It's been a long time since it was actually "fun" to own General Dynamics (NYSE:GD) stock.
After nearly doubling in value off its January 2016 lows to tip the scales at almost $230 in March of last year, General Dynamics has embarked upon a steep slide in share price, and is down nearly 20% over the past year -- against a 5% rise in the S&P 500.
Much of this pain can be attributed to falling profit margins, which are no longer tipping the scales at multiyear highs. Much more is due to struggles at GD's real profit driver: its Gulfstream business jets division. And yet, knowing that Gulfstream has been General Dynamics' Achilles' heel in recent months may also reveal the key to what will get its stock moving again.
It's also the reason why General Dynamics won its second upgrade in less than a month this morning.
The trouble with Gulfstream
My Fool.com colleague Lou Whiteman did yeoman's work describing the situation with Gulfstream in his earnings report rundown last month. "Aerospace has been an albatross weighing on General Dynamics' results for the better part of a decade," wrote Whiteman, with development costs for the company's new G500- and G600-series jets weighing on results, and troubles with the supply chain complicating matters even further.
And yet, the G500 has now launched, and business jet deliveries were up 42% year over year last quarter. The G600 is expected to be certified by the end of this quarter and to begin deliveries before the end of the year. Management says demand is "solid," leading Whiteman to postulate that "investors should expect Gulfstream margins to increase significantly in 2020, and again in 2021" -- and with sales growing in tandem with profit margins, this should lead to strong profits at General Dynamics' most important division.
Taking a cue from management, last month investment bank JPMorgan reversed its long-standing underweight rating on General Dynamics stock -- a rating motivated largely by concerns over the health of Gulfstream -- and upgraded the shares to neutral. Today, analysts at Goldman Sachs are going a step further and upgrading General Dynamics to buy.
With General Dynamics down 19% in 52 weeks, Goldman argues that any headwinds still opposing the stock are now priced into the shares, which currently trade at "the low-end of historical ranges," as noted in a TheFly.com write-up of Goldman's upgrade. Currently, GD shares sell for 1.3 times sales, versus 1.7 times sales at defense rivals Lockheed Martin and Northrop Grumman, and 1.8 times sales at Raytheon. Whiteman notes that if you survey the rest of the defense sector, General Dynamics stock now "trades at a price-to-sales multiple 10% lower than its closest defense rival."

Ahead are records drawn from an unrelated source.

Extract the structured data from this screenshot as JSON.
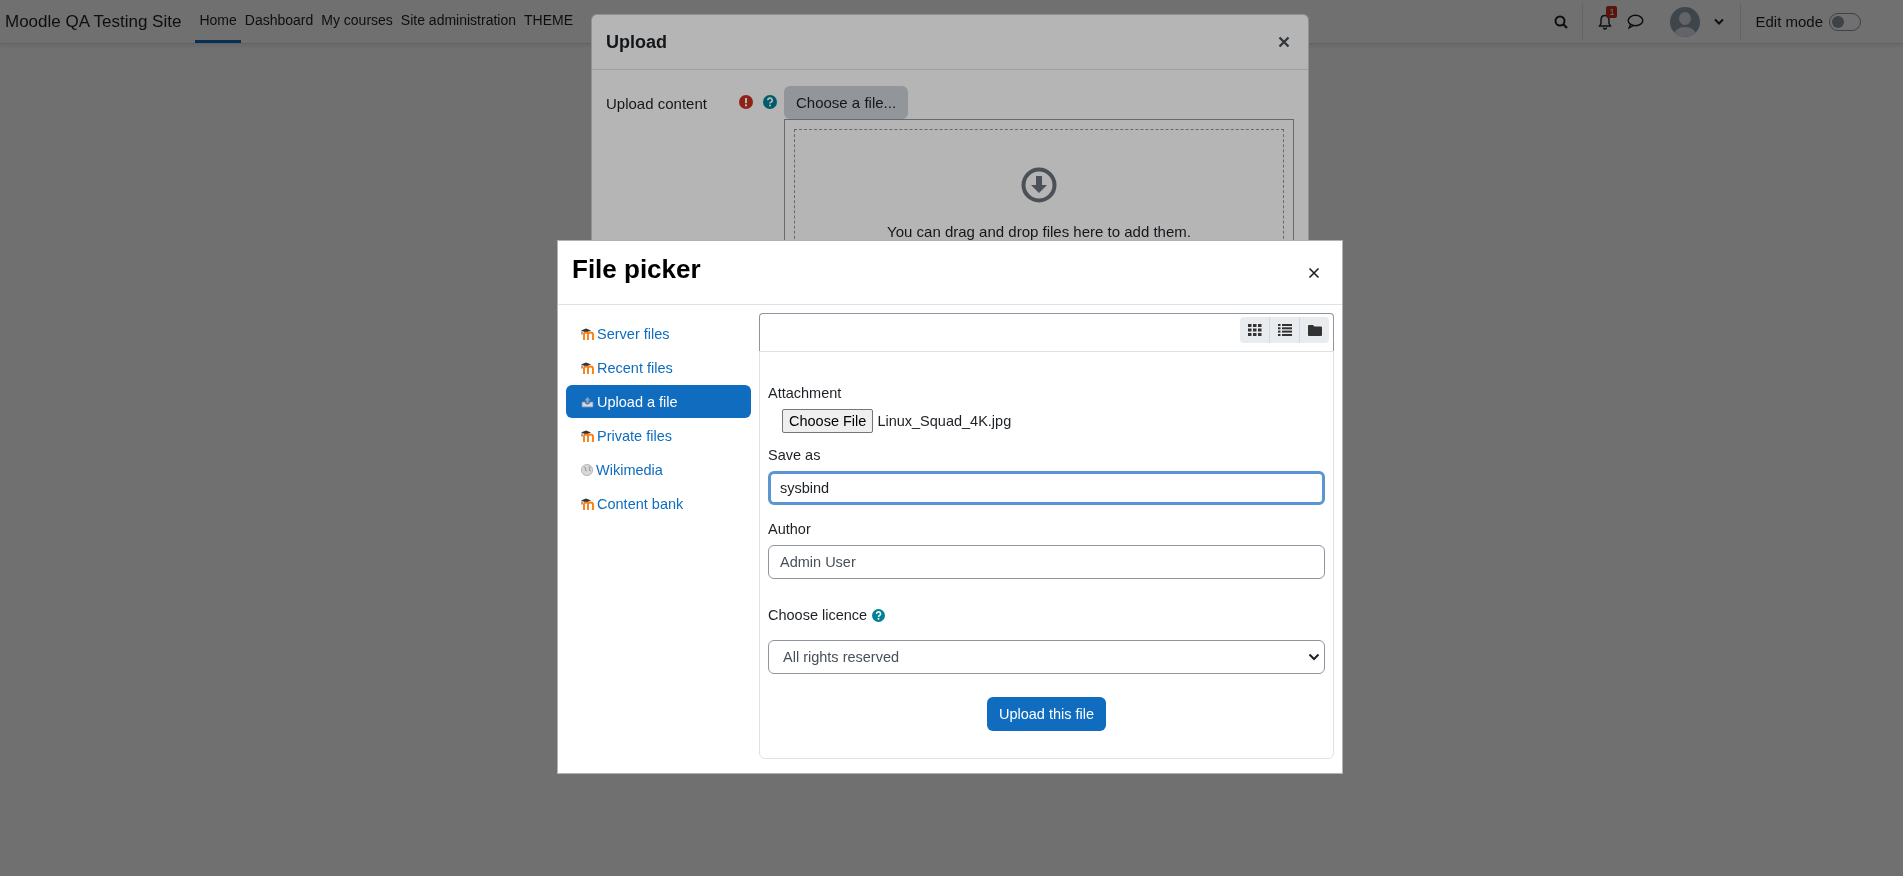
{
  "site_name": "Moodle QA Testing Site",
  "nav": [
    {
      "label": "Home",
      "selected": true
    },
    {
      "label": "Dashboard",
      "selected": false
    },
    {
      "label": "My courses",
      "selected": false
    },
    {
      "label": "Site administration",
      "selected": false
    },
    {
      "label": "THEME",
      "selected": false
    }
  ],
  "notification_count": "1",
  "edit_mode": {
    "label": "Edit mode",
    "on": false
  },
  "upload_dialog": {
    "title": "Upload",
    "field_label": "Upload content",
    "choose_button": "Choose a file...",
    "drop_hint": "You can drag and drop files here to add them."
  },
  "file_picker": {
    "title": "File picker",
    "repositories": [
      {
        "label": "Server files",
        "kind": "moodle",
        "selected": false
      },
      {
        "label": "Recent files",
        "kind": "moodle",
        "selected": false
      },
      {
        "label": "Upload a file",
        "kind": "upload",
        "selected": true
      },
      {
        "label": "Private files",
        "kind": "moodle",
        "selected": false
      },
      {
        "label": "Wikimedia",
        "kind": "globe",
        "selected": false
      },
      {
        "label": "Content bank",
        "kind": "moodle",
        "selected": false
      }
    ],
    "attachment": {
      "label": "Attachment",
      "button": "Choose File",
      "file_name": "Linux_Squad_4K.jpg"
    },
    "save_as": {
      "label": "Save as",
      "value": "sysbind"
    },
    "author": {
      "label": "Author",
      "value": "Admin User"
    },
    "licence": {
      "label": "Choose licence",
      "value": "All rights reserved"
    },
    "submit": "Upload this file"
  }
}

And yet, Goldman Sachs doesn't believe that such a discount is warranted. Agreeing with Whiteman's position, the analyst predicts we will see higher Gulfstream margins going forward as G500 and G600 production ramp. Free cash flow can also be expected to improve "materially," says StreetInsider.com (subscription required). (General Dynamics generated only $2.4 billion in positive cash profits last year -- $1 billion less than the company churned out in 2017, and 27% below reported net income of $3.3 billion.)
As a result, Goldman Sachs believes the time has come to buy General Dynamics -- and keeps its price target at $204 a share.
The upshot for investors
Goldman Sachs predicts that improvements in General Dynamics' fortunes at Gulfstream are likely to result in improving investor sentiment toward General Dynamics stock -- and its own upgrade of the shares confirms that at least one analyst is convinced. And yet, investors need to be aware that as of today, free cash flow is still falling, not growing (trailing-12-month results show FCF down to $2.1 billion as of Q1 2019). And while most analysts surveyed by S&P Global Market Intelligence agree that free cash flow will improve this year (to $3.6 billion), most analysts also believe FCF will remain stuck at that level through 2020 (also $3.6 billion).
And of course, GD management itself did warn last quarter that its earnings in Q2 2019, at least, will be "very similar" to what it earned in Q1, which suggests a return to growth won't be soon in coming.
With General Dynamics shares still trading for a pricey 23 times trailing free cash flow, and a still historically high price-to-sales ratio of 1.3 -- even if that ratio is 10% cheaper than other defense stocks -- I still don't think that makes General Dynamics cheap enough to buy.